_DATA EXCERPTS_.
-=-=-=-=-

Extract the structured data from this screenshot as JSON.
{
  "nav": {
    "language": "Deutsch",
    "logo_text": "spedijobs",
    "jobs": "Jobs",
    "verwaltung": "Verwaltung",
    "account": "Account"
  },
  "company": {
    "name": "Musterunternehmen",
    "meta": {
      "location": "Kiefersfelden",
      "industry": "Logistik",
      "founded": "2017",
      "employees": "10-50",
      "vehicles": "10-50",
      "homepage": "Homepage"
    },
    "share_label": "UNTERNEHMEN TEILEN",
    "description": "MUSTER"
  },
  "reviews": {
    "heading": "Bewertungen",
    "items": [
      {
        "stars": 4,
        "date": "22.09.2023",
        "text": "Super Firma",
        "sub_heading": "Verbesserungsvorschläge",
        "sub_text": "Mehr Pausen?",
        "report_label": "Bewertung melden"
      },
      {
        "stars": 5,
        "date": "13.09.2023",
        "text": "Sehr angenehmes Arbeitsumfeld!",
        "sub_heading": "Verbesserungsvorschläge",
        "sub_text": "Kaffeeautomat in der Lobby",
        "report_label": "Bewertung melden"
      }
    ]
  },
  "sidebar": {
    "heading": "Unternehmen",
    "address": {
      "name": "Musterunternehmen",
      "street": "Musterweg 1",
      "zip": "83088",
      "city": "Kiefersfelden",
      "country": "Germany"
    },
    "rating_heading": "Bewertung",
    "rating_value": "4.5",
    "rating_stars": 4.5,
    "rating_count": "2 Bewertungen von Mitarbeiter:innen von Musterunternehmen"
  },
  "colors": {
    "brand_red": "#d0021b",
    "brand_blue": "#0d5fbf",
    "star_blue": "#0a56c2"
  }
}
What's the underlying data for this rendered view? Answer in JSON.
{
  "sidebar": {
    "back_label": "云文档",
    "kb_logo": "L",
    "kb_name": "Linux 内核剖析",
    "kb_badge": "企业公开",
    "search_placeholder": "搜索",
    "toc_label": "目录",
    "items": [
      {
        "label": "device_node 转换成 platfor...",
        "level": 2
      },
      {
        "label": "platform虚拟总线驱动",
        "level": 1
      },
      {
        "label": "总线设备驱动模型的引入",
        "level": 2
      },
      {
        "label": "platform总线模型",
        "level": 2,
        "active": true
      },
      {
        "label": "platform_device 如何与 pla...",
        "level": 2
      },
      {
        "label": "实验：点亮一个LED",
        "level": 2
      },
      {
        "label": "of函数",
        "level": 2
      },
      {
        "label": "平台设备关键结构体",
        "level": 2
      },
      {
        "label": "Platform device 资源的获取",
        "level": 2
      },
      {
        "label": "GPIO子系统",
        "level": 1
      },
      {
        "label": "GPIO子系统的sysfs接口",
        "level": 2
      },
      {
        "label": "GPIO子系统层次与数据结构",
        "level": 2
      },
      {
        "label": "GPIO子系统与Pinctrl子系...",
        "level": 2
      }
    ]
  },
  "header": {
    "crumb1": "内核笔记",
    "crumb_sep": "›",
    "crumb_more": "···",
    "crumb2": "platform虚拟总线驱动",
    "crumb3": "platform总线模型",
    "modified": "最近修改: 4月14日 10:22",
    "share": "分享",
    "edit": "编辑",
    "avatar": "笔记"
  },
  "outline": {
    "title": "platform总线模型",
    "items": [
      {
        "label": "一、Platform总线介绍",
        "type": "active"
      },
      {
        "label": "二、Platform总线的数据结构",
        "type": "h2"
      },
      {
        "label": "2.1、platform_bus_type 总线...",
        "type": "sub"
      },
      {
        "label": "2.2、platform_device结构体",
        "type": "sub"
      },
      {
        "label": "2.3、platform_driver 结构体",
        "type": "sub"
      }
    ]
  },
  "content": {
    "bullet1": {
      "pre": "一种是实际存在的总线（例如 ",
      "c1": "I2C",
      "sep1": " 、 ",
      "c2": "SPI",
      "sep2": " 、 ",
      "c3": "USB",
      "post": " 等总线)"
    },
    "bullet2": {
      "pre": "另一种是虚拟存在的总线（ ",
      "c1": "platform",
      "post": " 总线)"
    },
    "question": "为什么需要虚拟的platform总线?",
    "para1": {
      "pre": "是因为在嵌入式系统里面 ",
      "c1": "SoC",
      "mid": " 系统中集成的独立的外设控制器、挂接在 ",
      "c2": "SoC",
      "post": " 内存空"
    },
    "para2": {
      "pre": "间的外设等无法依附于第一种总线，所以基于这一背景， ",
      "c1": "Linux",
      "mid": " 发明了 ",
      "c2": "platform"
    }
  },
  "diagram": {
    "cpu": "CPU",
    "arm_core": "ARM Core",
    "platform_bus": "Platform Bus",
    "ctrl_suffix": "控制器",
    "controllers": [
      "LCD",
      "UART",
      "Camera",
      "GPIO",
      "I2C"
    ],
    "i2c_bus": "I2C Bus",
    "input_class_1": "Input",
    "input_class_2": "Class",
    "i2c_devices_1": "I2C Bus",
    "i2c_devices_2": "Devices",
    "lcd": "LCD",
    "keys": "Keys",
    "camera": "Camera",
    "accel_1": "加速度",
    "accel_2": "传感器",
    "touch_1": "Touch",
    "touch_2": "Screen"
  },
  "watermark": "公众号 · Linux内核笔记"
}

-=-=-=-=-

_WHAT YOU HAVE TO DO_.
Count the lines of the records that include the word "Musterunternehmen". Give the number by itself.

_SOLUTION TO THE PROBLEM_.
3